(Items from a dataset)
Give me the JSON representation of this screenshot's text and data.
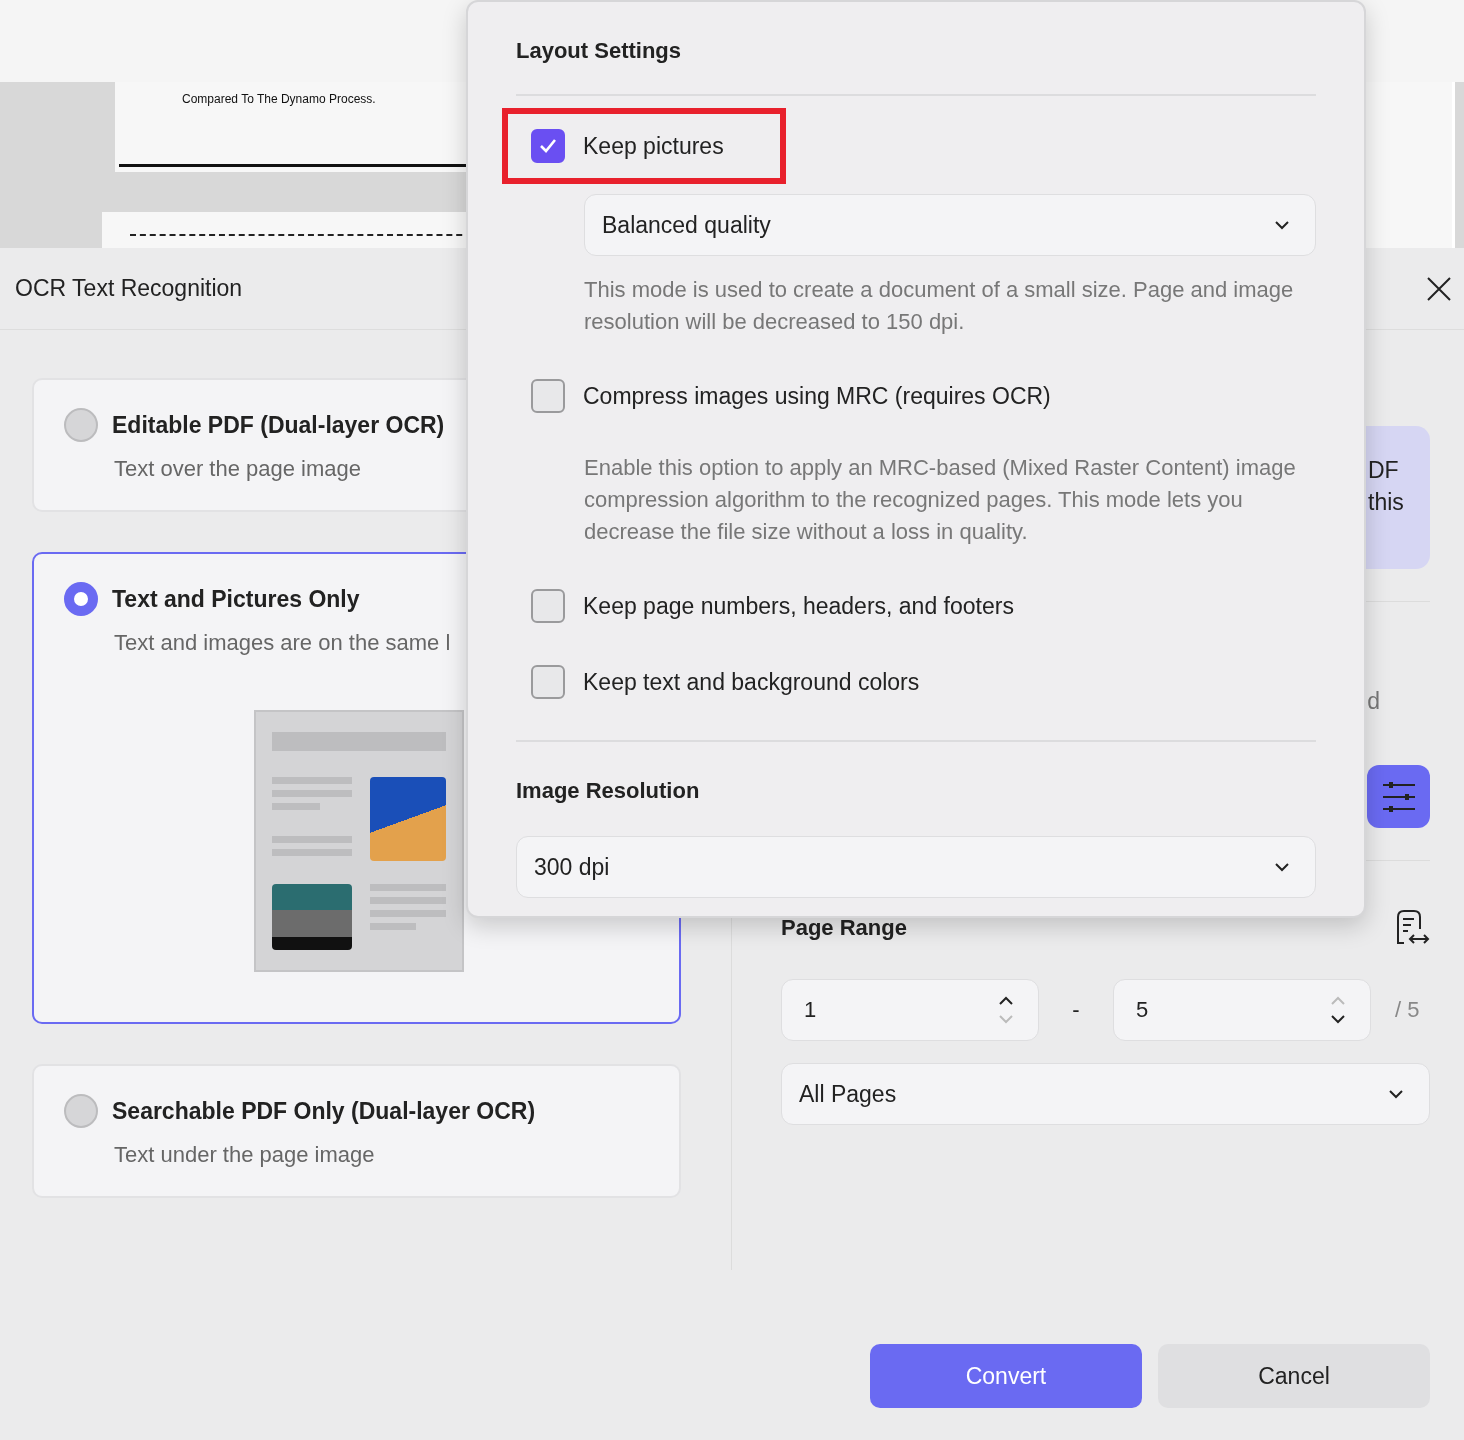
{
  "background_document": {
    "caption": "Compared To The Dynamo Process."
  },
  "dialog": {
    "title": "OCR Text Recognition",
    "options": [
      {
        "title": "Editable PDF (Dual-layer OCR)",
        "description": "Text over the page image",
        "selected": false
      },
      {
        "title": "Text and Pictures Only",
        "description": "Text and images are on the same l",
        "selected": true
      },
      {
        "title": "Searchable PDF Only (Dual-layer OCR)",
        "description": "Text under the page image",
        "selected": false
      }
    ],
    "info_card": {
      "lines": [
        "DF",
        "this"
      ]
    },
    "fragment": "d",
    "page_range": {
      "label": "Page Range",
      "from": "1",
      "separator": "-",
      "to": "5",
      "total": "/ 5",
      "scope": "All Pages"
    },
    "buttons": [
      {
        "label": "Convert",
        "kind": "primary"
      },
      {
        "label": "Cancel",
        "kind": "secondary"
      }
    ]
  },
  "layout_settings": {
    "title": "Layout Settings",
    "items": [
      {
        "kind": "checkbox",
        "label": "Keep pictures",
        "checked": true,
        "highlighted": true
      },
      {
        "kind": "select",
        "value": "Balanced quality"
      },
      {
        "kind": "note",
        "text": "This mode is used to create a document of a small size. Page and image resolution will be decreased to 150 dpi."
      },
      {
        "kind": "checkbox",
        "label": "Compress images using MRC (requires OCR)",
        "checked": false,
        "highlighted": false
      },
      {
        "kind": "note",
        "text": "Enable this option to apply an MRC-based (Mixed Raster Content) image compression algorithm to the recognized pages. This mode lets you decrease the file size without a loss in quality."
      },
      {
        "kind": "checkbox",
        "label": "Keep page numbers, headers, and footers",
        "checked": false,
        "highlighted": false
      },
      {
        "kind": "checkbox",
        "label": "Keep text and background colors",
        "checked": false,
        "highlighted": false
      }
    ],
    "image_resolution": {
      "label": "Image Resolution",
      "value": "300 dpi"
    }
  }
}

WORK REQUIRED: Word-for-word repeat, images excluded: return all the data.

EXERCISE ANSWER:
Give me the JSON representation of this screenshot's text and data.
{
  "background_document": {
    "caption": "Compared To The Dynamo Process."
  },
  "dialog": {
    "title": "OCR Text Recognition",
    "options": [
      {
        "title": "Editable PDF (Dual-layer OCR)",
        "description": "Text over the page image",
        "selected": false
      },
      {
        "title": "Text and Pictures Only",
        "description": "Text and images are on the same l",
        "selected": true
      },
      {
        "title": "Searchable PDF Only (Dual-layer OCR)",
        "description": "Text under the page image",
        "selected": false
      }
    ],
    "info_card": {
      "lines": [
        "DF",
        "this"
      ]
    },
    "fragment": "d",
    "page_range": {
      "label": "Page Range",
      "from": "1",
      "separator": "-",
      "to": "5",
      "total": "/ 5",
      "scope": "All Pages"
    },
    "buttons": [
      {
        "label": "Convert",
        "kind": "primary"
      },
      {
        "label": "Cancel",
        "kind": "secondary"
      }
    ]
  },
  "layout_settings": {
    "title": "Layout Settings",
    "items": [
      {
        "kind": "checkbox",
        "label": "Keep pictures",
        "checked": true,
        "highlighted": true
      },
      {
        "kind": "select",
        "value": "Balanced quality"
      },
      {
        "kind": "note",
        "text": "This mode is used to create a document of a small size. Page and image resolution will be decreased to 150 dpi."
      },
      {
        "kind": "checkbox",
        "label": "Compress images using MRC (requires OCR)",
        "checked": false,
        "highlighted": false
      },
      {
        "kind": "note",
        "text": "Enable this option to apply an MRC-based (Mixed Raster Content) image compression algorithm to the recognized pages. This mode lets you decrease the file size without a loss in quality."
      },
      {
        "kind": "checkbox",
        "label": "Keep page numbers, headers, and footers",
        "checked": false,
        "highlighted": false
      },
      {
        "kind": "checkbox",
        "label": "Keep text and background colors",
        "checked": false,
        "highlighted": false
      }
    ],
    "image_resolution": {
      "label": "Image Resolution",
      "value": "300 dpi"
    }
  }
}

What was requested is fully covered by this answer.